The year is just about half over, and the full history and effects of Covid-19, will not be written for a long while yet. Most of the prognostications that were made early March; The fall of Xi Jinping in China; the failure of the NHS; the early recourse to a vaccine and ‘life as normal’ have all been proved wrong. ‘Markets will die’, was slightly correct mid-March – but corrected in April/May.
But one thing that is true, is that the American failure to stop the virus is beginning to be felt in real time economic activity, as our mobility in Europe now overtakes that of the USA. So could we see the ‘March’ effect again? Well it is possible, as are all things in Markets, and the US Stock markets have outperformed the European markets for more than a decade.
But to be absolutely clear, we have learned there is absolutely no direct link between the pandemic and the performance of Stock Markets, in either relative or absolute terms. There are too many variables in play in stock markets for one thing to have a direct correlation. Yes! The anxiety about the continuing rise of cases in the American sun belt is putting certain sectors of the market; (Airlines; Hospitality: Leisure) under pressure, but there is an overall reluctance for markets generally to wilt under this anxiety.
As it stands, as of last Friday (26th June 2020), the S+P 500 Index stood almost exactly at a level of 3,000, and just below its 200 day moving average. The last time this index stood at this crossroads, the markets went higher. If this happens again, this will push European indices higher, because Europe has the ability currently to do something that the USA cannot do, control the virus!
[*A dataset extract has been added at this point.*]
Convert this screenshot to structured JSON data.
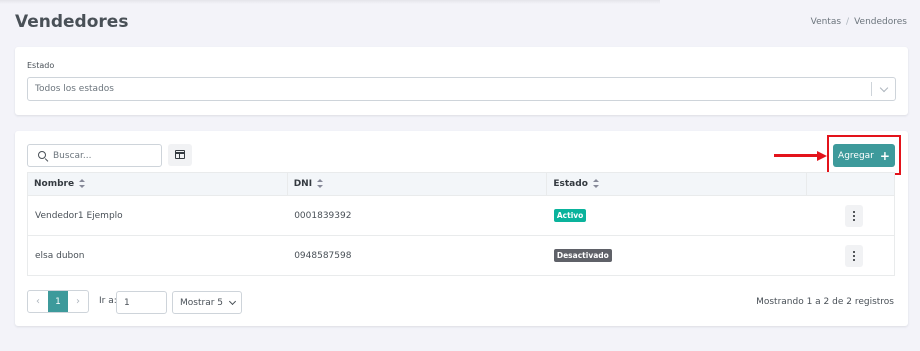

For the second half of the year, American politics will come more to the fore, with current polls showing a victory for the Democrat Candidate, Joe Biden. Stocks have historically sold off when the opposition party has won a presidential election; but over the longer term, history again proves that the S+P 500 Index performs better, under a Democratic President.
So political risk seems to be, short term downside. So what can we expect from Covid-19? Well, treatments don’t stop the virus from spreading, but they are vital in helping those affected recover; so expect further scientific development here. Developing a vaccine is needed to fully end the current issues, but if enough of the population becomes immune, then the virus can no longer spread. Herd immunity. This also relies on Antibody testing, so there will be further development here.
Second wave? If there is no vaccine and no herd immunity, a second wave is possible, but this is likely to be more localised – leading to more direct action in those areas. We do not believe a second total lockdown will occur, as it did earlier in the year.
So what have we learned during these torrid times? Markets can disconnect themselves from things such as pandemics, and they pay more attention to the activities of Central Banks than individual Governments. That seems to me to be all the right calls from the playbook on economics, so all we need now is a little more sunshine, and a few cold beers in a socially distanced pub!
Until Next Time.